***** Entries provided *****

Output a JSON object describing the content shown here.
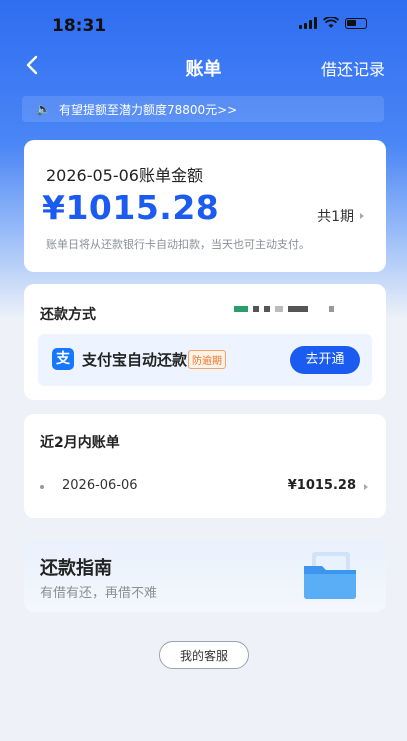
{
  "status_bar": {
    "time": "18:31"
  },
  "nav": {
    "title": "账单",
    "right_link": "借还记录"
  },
  "notice": {
    "text": "有望提额至潜力额度78800元>>"
  },
  "bill": {
    "label": "2026-05-06账单金额",
    "amount": "¥1015.28",
    "period": "共1期",
    "note": "账单日将从还款银行卡自动扣款，当天也可主动支付。"
  },
  "payment": {
    "label": "还款方式",
    "alipay_title": "支付宝自动还款",
    "badge": "防逾期",
    "open_button": "去开通"
  },
  "recent": {
    "title": "近2月内账单",
    "rows": [
      {
        "date": "2026-06-06",
        "amount": "¥1015.28"
      }
    ]
  },
  "guide": {
    "title": "还款指南",
    "subtitle": "有借有还，再借不难"
  },
  "service_button": "我的客服",
  "colors": {
    "accent": "#1b5bf0",
    "alipay": "#1677ff",
    "badge": "#e8742a"
  }
}
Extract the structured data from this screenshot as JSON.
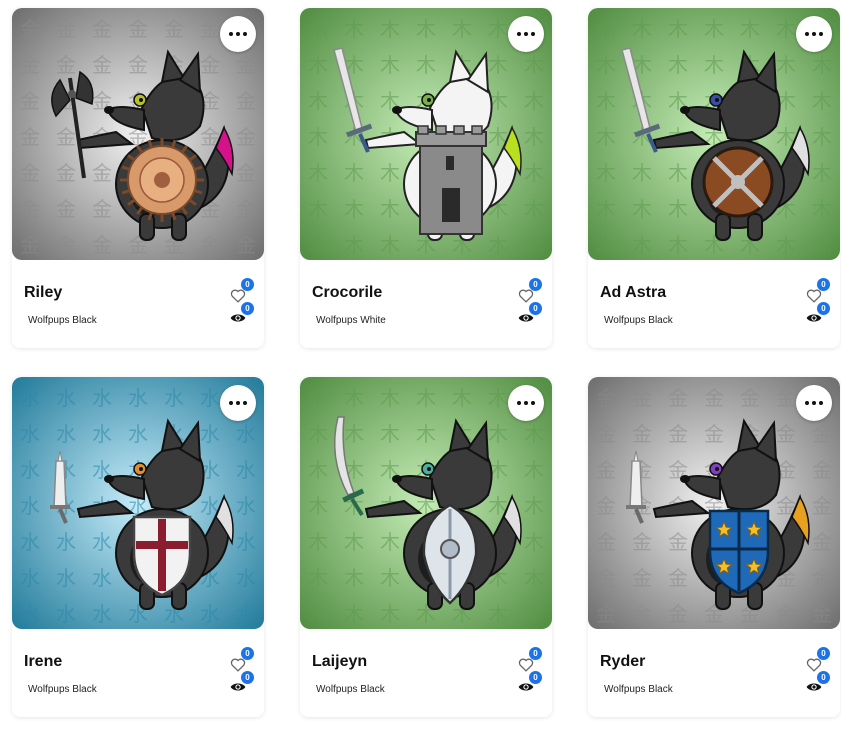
{
  "cards": [
    {
      "name": "Riley",
      "collection": "Wolfpups Black",
      "likes": "0",
      "views": "0",
      "theme": "gray",
      "kanji": "金",
      "wolf": "#3a3a3a",
      "eye": "#b8c02a",
      "tail": "#d6128a",
      "weapon": "axe",
      "shield": "spiked"
    },
    {
      "name": "Crocorile",
      "collection": "Wolfpups White",
      "likes": "0",
      "views": "0",
      "theme": "green",
      "kanji": "木",
      "wolf": "#f4f4f4",
      "eye": "#7ab04a",
      "tail": "#b8e020",
      "weapon": "sword",
      "shield": "tower"
    },
    {
      "name": "Ad Astra",
      "collection": "Wolfpups Black",
      "likes": "0",
      "views": "0",
      "theme": "green",
      "kanji": "木",
      "wolf": "#3a3a3a",
      "eye": "#3a4ea8",
      "tail": "#e0e0e0",
      "weapon": "sword",
      "shield": "round"
    },
    {
      "name": "Irene",
      "collection": "Wolfpups Black",
      "likes": "0",
      "views": "0",
      "theme": "blue",
      "kanji": "水",
      "wolf": "#3a3a3a",
      "eye": "#e0902a",
      "tail": "#e0e0e0",
      "weapon": "dagger",
      "shield": "cross"
    },
    {
      "name": "Laijeyn",
      "collection": "Wolfpups Black",
      "likes": "0",
      "views": "0",
      "theme": "green",
      "kanji": "木",
      "wolf": "#3a3a3a",
      "eye": "#4ab0a0",
      "tail": "#e0e0e0",
      "weapon": "scimitar",
      "shield": "kite"
    },
    {
      "name": "Ryder",
      "collection": "Wolfpups Black",
      "likes": "0",
      "views": "0",
      "theme": "gray",
      "kanji": "金",
      "wolf": "#3a3a3a",
      "eye": "#8040c0",
      "tail": "#e8a020",
      "weapon": "dagger",
      "shield": "stars"
    }
  ],
  "themes": {
    "gray": {
      "center": "#f2f2f2",
      "edge": "#6a6a6a",
      "glyph": "#8a8a8a"
    },
    "green": {
      "center": "#c4ecb6",
      "edge": "#4e8a3e",
      "glyph": "#5e9a4e"
    },
    "blue": {
      "center": "#c6ecfa",
      "edge": "#1e7898",
      "glyph": "#2a88a8"
    }
  },
  "icons": {
    "menu": "more-horizontal-icon",
    "like": "heart-icon",
    "view": "eye-icon"
  }
}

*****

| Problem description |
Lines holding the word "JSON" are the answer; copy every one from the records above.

| Expected answer |
Output a JSON object describing the content shown here.
Extract the structured data from this screenshot as JSON.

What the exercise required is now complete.